No visiting coach has lost more basketball games at McKale Center than Mike Montgomery. Not Don Haskins, not Ned Wulk, not Ralph Miller.

Nobody, living or dead.

Monty started his career 0-10 at McKale. He lost most of 'em big, too: 96-61 and 89-51 and 90-65.

He remembers those days, of course, each one stamped into a coach's recall, most of them absorbed while coaching Stanford to 12 NCAA tournaments. But as Monty was walking from Cal's locker room to do his radio show Sunday night, a 77-69 winner, he was reminded not that he has lost 16 games here, but, of all things, that he has won seven.

No visiting coach can match that one, either. Not Haskins (5), not Miller (5) not even Ben Howland (4) or any Sun Devils coach.

"I've been here more than anyone else," Montgomery said, unable to maintain a straight face after turning the UA defense inside out. "Hey, I've been here a long time."

Monty is 65 now, but he looks 55 and on Sunday his team must've made him feel 35. He remains the Wildcat Killer, winning at McKale in seven of his last 13 appearances - each one of them shaking the foundation of the McKale mystique.

He was so into Sunday's game that he knew, exactly, the math of his team's mid-game run that changed the complexion of Arizona's season.

"What did you think of that 15-2 run?" he was asked.

"It was 17-2 to be exact," he said.

Cal went from a 38-33 halftime deficit to a 50-40 lead, and Arizona cracked and eventually croaked.

"It was a heck of a win for us, on the road," he said. "We've been here five days."

But when you thump the nation's No. 7 team, it only seems like five hours.

Cal began this UA-ASU trip Wednesday as a non-contender, a non-item to be brutally honest. After opening the season 6-0 against Cupcakes-R-Us, the Bears lost nine of 16 and most people considered them to be nothing more than middle-of-the-pack fodder.

But on Sunday, the fodder became a force. Allen Crabbe played so well, scoring 31 points, that he reminded distressed McKale fans of another one of Monty's shooting guards, Dion Cross.

In 1996, while he was coaching Stanford, Montgomery sat on the McKale bench and watched as Cross swished seven consecutive three-pointers, scoring 27 points as the Cardinal dazzled No. 11 Arizona, 85-79. That game broke Montgomery's 0-for-forever streak in Tucson.

"I do remember it," Montgomery said Sunday. "Dion didn't miss a shot."

Sunday's game was a virtual reprise.

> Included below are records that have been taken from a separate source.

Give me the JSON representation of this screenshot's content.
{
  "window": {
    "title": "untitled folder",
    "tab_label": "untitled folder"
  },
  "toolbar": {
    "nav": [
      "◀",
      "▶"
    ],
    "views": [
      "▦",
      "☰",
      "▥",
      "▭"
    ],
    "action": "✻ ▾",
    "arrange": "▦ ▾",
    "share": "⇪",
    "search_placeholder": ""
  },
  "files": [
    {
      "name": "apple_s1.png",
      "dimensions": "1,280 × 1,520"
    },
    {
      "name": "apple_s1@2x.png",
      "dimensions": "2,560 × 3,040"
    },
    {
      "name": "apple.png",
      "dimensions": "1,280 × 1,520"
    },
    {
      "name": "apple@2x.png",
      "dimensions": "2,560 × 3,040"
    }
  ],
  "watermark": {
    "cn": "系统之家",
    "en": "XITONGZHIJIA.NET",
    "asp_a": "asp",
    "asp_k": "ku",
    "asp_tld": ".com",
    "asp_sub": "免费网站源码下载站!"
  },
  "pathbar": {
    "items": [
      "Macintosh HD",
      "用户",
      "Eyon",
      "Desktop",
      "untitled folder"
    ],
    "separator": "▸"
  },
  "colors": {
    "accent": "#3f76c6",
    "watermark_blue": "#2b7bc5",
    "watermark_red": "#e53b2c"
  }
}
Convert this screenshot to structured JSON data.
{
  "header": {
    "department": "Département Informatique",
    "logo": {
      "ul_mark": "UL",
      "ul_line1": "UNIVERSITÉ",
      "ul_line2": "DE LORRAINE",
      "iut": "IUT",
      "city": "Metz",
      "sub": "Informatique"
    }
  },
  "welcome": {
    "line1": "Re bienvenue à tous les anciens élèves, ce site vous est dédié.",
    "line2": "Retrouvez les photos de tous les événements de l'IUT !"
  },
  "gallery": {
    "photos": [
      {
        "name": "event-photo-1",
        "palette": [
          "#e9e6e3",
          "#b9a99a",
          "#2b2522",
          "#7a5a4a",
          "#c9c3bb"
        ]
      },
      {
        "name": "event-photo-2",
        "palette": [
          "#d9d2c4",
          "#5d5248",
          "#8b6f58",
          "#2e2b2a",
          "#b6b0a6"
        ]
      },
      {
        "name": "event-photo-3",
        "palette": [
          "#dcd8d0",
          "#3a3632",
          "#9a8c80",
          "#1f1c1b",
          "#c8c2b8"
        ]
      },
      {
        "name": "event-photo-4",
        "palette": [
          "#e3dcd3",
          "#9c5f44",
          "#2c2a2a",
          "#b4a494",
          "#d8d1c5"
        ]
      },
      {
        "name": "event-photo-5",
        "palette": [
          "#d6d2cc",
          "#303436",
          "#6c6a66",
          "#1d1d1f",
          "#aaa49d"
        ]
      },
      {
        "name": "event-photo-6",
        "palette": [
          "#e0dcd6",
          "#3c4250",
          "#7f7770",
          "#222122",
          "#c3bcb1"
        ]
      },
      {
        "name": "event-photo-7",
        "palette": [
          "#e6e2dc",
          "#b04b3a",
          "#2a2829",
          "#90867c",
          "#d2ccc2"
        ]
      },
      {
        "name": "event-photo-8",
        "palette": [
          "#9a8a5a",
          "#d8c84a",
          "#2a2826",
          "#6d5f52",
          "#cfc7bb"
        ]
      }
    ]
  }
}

Crabbe wasn't good, he was sensational. He made 12 of his 15 shots. It seemed like he made 16 of them. Arizona coach Sean Miler correctly said, "I'd guess that was Cal's best offensive performance of the year."

The Bears made 58.8 percent of their shots. Not only was it Cal's top percentage of the season, it was the first time since Dec. 22, against Harvard, that the Bears exceeded 50 percent.

On some nights, no matter what you do, the basketball gods aren't going to let you win. Sunday was one of those games. Crabbe was Dion Cross 17 years later. The Bears would've beat almost any UA team of the last 25 years.

For most of the season, Cal has been challenged defensively by opposing big men. ASU's Ruslan Pateev, for instance, had a 12-point, eight-rebound night against the Bears on Thursday. Washington's Aziz N'Diaye had a 12-12 double-double, and Stanford's Dwight Powell had a 17-9 stat line.

But Arizona couldn't match that, couldn't go inside with productivity, because Montgomery dusted off a zone defense that chopped up Arizona's offense and made it stand still. It's unclear whether it was a 1-2-2 or a 2-3 or a 2-1-1 zone. To the Wildcats, it must've looked like a 4-3-4.

"Arizona didn't execute great," said Montgomery. "We haven't been very good in (a zone), frankly. It's a matter of a game, and a circumstance, to see how it works. There's certainly a chance we would use it again."

One doesn't have to be a coach to surmise that the zone-challenged Wildcats are going to see a similar defense when it goes to Colorado and Utah this week.

"We took bad shots," said Miller. "We had a deer-in-the-headlights look against it."

The most disturbing pattern to Arizona's offense isn't that Montgomery out-schemed Miller with a zone, but that the Wildcats shot 39.3 percent. Arizona hasn't shot 50 percent afield since it played Oral Roberts about a million years ago. Since then it was under 40 percent against Washington, UCLA, Utah and San Diego State.

Maybe this isn't a mid-season slump. Maybe it's a good reflection on the shooting ability of this team.

Maybe every game is going to be a grind, home and road. That's the way much of the season has gone. If you're faint of heart, you might want to look away for the next six weeks.

"You've got to be able to take everybody's best punch and punch 'em back," said UA senior Solomon Hill.

But on Sunday, when the Bears punched, Arizona fell back and ultimately fell apart.